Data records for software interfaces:
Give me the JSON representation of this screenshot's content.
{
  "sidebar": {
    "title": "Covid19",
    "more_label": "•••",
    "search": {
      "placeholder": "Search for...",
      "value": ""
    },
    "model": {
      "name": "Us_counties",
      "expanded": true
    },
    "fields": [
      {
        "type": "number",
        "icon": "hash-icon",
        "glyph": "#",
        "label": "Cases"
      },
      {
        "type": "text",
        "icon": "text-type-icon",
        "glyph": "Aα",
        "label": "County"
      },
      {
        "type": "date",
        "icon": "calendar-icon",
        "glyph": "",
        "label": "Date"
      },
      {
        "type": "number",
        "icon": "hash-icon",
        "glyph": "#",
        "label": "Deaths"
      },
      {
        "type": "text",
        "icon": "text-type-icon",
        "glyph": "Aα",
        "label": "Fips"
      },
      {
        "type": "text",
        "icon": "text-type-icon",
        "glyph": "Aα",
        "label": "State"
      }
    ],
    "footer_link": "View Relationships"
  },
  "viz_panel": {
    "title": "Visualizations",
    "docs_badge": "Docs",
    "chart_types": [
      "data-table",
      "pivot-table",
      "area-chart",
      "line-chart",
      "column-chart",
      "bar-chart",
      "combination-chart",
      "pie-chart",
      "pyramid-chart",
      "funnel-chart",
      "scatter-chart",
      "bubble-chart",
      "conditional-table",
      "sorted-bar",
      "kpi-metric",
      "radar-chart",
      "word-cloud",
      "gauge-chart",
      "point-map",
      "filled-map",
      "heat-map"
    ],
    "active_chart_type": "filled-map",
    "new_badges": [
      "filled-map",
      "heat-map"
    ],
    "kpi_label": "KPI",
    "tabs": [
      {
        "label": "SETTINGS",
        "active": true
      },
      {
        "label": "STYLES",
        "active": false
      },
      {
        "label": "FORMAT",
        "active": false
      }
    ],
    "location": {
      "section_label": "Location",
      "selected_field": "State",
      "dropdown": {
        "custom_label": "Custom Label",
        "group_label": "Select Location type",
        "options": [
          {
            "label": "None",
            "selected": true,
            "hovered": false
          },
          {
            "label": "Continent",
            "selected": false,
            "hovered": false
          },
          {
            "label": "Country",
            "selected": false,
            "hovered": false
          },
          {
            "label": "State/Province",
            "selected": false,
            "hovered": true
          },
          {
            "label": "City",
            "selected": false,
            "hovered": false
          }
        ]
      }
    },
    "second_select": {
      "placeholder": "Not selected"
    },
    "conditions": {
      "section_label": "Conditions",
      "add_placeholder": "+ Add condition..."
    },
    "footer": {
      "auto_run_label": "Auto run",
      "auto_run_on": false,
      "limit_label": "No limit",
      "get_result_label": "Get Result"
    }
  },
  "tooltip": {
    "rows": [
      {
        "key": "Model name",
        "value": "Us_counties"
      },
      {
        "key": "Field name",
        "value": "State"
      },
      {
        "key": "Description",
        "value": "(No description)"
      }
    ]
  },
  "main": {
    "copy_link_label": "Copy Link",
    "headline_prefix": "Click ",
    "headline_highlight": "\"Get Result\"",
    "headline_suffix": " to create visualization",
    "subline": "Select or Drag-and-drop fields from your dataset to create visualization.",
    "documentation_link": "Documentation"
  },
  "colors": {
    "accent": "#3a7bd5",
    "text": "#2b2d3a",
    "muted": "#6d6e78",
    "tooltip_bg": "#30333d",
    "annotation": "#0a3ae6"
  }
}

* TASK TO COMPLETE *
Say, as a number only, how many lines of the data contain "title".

* ANSWER TO THIS EXERCISE *
2